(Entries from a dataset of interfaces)
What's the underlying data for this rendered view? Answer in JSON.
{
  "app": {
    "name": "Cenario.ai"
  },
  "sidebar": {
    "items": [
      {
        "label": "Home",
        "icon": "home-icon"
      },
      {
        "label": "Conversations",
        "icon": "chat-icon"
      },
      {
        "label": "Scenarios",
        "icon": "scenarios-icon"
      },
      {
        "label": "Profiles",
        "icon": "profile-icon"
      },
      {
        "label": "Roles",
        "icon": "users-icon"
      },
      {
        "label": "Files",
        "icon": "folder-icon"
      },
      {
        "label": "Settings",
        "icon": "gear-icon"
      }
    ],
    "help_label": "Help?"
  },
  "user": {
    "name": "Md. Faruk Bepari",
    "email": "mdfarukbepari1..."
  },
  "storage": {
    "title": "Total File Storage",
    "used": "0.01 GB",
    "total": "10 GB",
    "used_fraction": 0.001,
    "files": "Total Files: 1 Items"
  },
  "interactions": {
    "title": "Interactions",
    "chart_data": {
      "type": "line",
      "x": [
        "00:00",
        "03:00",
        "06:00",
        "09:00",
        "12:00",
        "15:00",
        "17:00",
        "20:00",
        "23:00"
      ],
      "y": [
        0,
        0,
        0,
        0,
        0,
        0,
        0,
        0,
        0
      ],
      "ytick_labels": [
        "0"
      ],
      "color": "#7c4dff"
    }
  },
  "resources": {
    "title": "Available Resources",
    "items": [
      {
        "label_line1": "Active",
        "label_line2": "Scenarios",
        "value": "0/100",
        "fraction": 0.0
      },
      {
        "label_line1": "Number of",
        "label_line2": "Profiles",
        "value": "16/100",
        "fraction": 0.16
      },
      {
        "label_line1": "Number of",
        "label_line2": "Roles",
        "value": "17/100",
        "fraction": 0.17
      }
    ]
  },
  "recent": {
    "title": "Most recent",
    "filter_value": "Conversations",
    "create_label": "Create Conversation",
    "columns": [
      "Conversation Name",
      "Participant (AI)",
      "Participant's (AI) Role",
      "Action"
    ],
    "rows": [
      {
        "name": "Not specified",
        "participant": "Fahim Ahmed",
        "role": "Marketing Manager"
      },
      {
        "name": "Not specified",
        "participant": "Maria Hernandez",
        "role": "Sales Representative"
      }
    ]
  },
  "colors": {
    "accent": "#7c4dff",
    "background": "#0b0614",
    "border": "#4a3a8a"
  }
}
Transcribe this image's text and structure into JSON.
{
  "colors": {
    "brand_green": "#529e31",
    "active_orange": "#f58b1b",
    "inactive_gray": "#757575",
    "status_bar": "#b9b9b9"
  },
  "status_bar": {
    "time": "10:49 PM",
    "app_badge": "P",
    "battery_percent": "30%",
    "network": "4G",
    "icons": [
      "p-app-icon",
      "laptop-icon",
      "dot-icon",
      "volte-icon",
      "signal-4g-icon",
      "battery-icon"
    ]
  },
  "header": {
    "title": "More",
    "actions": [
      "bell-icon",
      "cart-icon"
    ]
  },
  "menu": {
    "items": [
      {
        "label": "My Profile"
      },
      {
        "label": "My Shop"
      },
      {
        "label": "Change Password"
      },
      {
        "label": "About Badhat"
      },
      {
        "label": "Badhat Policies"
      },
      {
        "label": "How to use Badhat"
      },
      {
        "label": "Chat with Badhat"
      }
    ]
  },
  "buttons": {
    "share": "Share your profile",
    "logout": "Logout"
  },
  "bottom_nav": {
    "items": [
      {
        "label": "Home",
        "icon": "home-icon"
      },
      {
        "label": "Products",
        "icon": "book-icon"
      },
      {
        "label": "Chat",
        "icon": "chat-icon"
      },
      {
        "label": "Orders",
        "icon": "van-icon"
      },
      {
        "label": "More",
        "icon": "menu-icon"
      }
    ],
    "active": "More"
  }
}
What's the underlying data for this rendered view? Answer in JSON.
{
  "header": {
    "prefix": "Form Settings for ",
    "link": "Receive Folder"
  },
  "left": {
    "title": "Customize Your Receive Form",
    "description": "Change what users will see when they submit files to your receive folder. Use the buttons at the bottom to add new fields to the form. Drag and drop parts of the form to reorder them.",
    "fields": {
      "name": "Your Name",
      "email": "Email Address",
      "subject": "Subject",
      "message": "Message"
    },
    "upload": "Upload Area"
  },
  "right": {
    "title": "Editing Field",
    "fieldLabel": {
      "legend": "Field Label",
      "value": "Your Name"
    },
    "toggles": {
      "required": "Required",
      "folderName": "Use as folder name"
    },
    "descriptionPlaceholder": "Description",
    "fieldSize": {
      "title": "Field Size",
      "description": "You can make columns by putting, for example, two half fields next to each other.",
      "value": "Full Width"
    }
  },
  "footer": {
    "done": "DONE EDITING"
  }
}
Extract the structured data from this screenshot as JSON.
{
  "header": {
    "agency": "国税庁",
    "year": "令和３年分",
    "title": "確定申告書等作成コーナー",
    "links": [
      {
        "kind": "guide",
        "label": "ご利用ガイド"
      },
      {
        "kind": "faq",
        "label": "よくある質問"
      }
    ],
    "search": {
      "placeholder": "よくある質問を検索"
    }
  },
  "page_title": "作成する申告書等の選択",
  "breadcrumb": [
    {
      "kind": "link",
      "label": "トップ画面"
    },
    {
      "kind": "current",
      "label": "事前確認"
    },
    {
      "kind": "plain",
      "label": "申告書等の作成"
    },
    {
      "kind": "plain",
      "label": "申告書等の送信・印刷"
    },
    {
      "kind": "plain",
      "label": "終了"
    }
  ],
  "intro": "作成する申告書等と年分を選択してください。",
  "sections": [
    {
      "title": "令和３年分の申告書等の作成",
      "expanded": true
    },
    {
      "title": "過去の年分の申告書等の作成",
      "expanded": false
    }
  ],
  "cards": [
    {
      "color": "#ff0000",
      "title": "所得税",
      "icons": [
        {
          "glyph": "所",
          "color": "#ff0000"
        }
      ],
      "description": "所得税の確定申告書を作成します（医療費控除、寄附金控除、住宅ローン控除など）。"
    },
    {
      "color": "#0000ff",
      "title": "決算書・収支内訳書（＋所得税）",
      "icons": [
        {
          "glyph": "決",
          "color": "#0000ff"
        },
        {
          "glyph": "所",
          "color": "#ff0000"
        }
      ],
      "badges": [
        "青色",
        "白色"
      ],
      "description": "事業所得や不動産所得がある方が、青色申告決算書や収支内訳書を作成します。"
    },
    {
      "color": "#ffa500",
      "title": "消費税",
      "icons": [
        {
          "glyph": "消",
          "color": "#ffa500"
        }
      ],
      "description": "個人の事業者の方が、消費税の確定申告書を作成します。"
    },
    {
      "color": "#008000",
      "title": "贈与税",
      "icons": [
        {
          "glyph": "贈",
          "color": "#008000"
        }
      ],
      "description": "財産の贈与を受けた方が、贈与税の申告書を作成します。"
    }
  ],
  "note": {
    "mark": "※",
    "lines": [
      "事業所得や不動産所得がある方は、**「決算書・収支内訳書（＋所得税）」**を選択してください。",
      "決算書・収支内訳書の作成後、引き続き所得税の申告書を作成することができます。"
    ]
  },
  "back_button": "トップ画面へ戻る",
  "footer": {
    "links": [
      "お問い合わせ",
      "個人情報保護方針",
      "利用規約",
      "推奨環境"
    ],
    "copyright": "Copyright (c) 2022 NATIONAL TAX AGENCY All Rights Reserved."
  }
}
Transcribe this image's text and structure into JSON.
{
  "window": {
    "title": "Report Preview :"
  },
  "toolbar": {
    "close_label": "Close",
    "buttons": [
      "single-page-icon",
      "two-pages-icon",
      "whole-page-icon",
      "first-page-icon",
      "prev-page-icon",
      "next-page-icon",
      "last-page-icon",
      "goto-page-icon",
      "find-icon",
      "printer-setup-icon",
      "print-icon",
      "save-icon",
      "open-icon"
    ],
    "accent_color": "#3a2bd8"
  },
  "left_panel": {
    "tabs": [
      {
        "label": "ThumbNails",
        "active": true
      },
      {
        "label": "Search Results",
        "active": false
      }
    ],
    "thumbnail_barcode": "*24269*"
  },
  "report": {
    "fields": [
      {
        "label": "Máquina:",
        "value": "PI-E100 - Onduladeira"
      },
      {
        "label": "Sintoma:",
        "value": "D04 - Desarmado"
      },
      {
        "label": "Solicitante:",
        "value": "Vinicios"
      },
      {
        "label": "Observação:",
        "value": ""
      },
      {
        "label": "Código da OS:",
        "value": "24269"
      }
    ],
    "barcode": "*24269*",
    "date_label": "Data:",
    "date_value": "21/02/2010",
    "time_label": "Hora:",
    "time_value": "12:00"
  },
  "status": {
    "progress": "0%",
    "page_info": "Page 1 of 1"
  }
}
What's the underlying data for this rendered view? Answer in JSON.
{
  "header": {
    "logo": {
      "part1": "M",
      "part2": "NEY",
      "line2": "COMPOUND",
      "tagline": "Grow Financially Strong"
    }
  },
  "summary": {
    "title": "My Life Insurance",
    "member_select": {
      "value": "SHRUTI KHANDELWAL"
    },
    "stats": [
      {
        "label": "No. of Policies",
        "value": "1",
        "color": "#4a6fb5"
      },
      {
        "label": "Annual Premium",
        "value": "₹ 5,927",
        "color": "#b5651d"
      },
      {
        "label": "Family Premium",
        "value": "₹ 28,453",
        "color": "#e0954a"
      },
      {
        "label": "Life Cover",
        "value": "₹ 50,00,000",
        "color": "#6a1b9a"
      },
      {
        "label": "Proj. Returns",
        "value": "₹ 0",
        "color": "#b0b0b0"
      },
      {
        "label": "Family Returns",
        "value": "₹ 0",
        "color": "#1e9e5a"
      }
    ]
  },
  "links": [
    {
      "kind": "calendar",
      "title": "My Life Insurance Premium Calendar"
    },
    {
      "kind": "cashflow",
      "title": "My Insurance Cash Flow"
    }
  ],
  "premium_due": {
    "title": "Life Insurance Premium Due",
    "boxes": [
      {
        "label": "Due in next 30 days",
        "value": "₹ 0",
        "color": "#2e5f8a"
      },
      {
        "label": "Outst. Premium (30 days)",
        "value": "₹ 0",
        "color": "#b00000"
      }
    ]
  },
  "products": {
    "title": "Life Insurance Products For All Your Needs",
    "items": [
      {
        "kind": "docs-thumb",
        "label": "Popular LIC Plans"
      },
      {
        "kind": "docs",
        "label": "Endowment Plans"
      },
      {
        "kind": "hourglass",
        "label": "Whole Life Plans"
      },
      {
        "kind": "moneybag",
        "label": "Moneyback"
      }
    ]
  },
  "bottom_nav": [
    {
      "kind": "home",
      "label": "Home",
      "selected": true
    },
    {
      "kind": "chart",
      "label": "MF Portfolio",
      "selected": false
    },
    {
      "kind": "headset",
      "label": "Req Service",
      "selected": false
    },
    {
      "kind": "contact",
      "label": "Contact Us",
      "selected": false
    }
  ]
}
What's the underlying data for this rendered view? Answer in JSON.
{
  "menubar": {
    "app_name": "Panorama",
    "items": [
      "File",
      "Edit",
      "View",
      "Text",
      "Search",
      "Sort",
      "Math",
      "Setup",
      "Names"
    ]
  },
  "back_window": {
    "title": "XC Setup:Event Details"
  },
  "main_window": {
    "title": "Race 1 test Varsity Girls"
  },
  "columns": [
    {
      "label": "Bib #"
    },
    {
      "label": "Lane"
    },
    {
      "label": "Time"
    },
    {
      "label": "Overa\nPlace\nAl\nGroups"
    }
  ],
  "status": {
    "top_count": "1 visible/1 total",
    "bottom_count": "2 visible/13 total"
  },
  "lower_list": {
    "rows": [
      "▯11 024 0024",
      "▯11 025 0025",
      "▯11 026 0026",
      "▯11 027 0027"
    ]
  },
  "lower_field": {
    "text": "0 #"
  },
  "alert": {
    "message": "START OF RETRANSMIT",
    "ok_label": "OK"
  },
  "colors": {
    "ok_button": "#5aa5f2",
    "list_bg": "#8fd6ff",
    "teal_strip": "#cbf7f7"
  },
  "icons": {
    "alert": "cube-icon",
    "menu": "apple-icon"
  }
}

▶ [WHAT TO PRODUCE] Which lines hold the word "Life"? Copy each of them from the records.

▶ [ANSWER TO THIS EXERCISE]
    "title": "My Life Insurance",
        "label": "Life Cover",
      "title": "My Life Insurance Premium Calendar"
    "title": "Life Insurance Premium Due",
    "title": "Life Insurance Products For All Your Needs",
        "label": "Whole Life Plans"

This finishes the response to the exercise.